**Aim of the exercise**.
Please return every record exactly as written, leaving out the pictures.

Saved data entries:
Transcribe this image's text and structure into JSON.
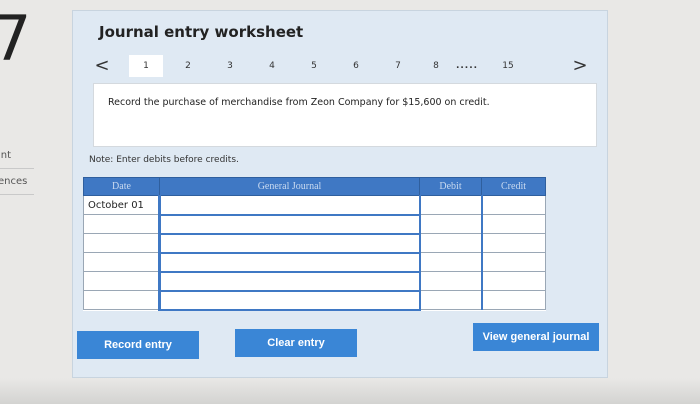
{
  "question": {
    "number": "7"
  },
  "sidebar": {
    "items": [
      {
        "label": "int"
      },
      {
        "label": "ences"
      }
    ]
  },
  "worksheet": {
    "title": "Journal entry worksheet",
    "nav": {
      "prev": "<",
      "next": ">"
    },
    "tabs": [
      "1",
      "2",
      "3",
      "4",
      "5",
      "6",
      "7",
      "8",
      ".....",
      "15"
    ],
    "instruction": "Record the purchase of merchandise from Zeon Company for $15,600 on credit.",
    "note": "Note: Enter debits before credits."
  },
  "table": {
    "headers": {
      "date": "Date",
      "journal": "General Journal",
      "debit": "Debit",
      "credit": "Credit"
    },
    "rows": [
      {
        "date": "October 01",
        "account": "",
        "debit": "",
        "credit": ""
      },
      {
        "date": "",
        "account": "",
        "debit": "",
        "credit": ""
      },
      {
        "date": "",
        "account": "",
        "debit": "",
        "credit": ""
      },
      {
        "date": "",
        "account": "",
        "debit": "",
        "credit": ""
      },
      {
        "date": "",
        "account": "",
        "debit": "",
        "credit": ""
      },
      {
        "date": "",
        "account": "",
        "debit": "",
        "credit": ""
      }
    ]
  },
  "buttons": {
    "record": "Record entry",
    "clear": "Clear entry",
    "view": "View general journal"
  },
  "colors": {
    "accent": "#3a86d6",
    "header": "#3f78c4",
    "panel": "#dfe9f3"
  }
}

**Result below**.
Transcribe this image's text and structure into JSON.
{
  "question": {
    "number": "7"
  },
  "sidebar": {
    "items": [
      {
        "label": "int"
      },
      {
        "label": "ences"
      }
    ]
  },
  "worksheet": {
    "title": "Journal entry worksheet",
    "nav": {
      "prev": "<",
      "next": ">"
    },
    "tabs": [
      "1",
      "2",
      "3",
      "4",
      "5",
      "6",
      "7",
      "8",
      ".....",
      "15"
    ],
    "instruction": "Record the purchase of merchandise from Zeon Company for $15,600 on credit.",
    "note": "Note: Enter debits before credits."
  },
  "table": {
    "headers": {
      "date": "Date",
      "journal": "General Journal",
      "debit": "Debit",
      "credit": "Credit"
    },
    "rows": [
      {
        "date": "October 01",
        "account": "",
        "debit": "",
        "credit": ""
      },
      {
        "date": "",
        "account": "",
        "debit": "",
        "credit": ""
      },
      {
        "date": "",
        "account": "",
        "debit": "",
        "credit": ""
      },
      {
        "date": "",
        "account": "",
        "debit": "",
        "credit": ""
      },
      {
        "date": "",
        "account": "",
        "debit": "",
        "credit": ""
      },
      {
        "date": "",
        "account": "",
        "debit": "",
        "credit": ""
      }
    ]
  },
  "buttons": {
    "record": "Record entry",
    "clear": "Clear entry",
    "view": "View general journal"
  },
  "colors": {
    "accent": "#3a86d6",
    "header": "#3f78c4",
    "panel": "#dfe9f3"
  }
}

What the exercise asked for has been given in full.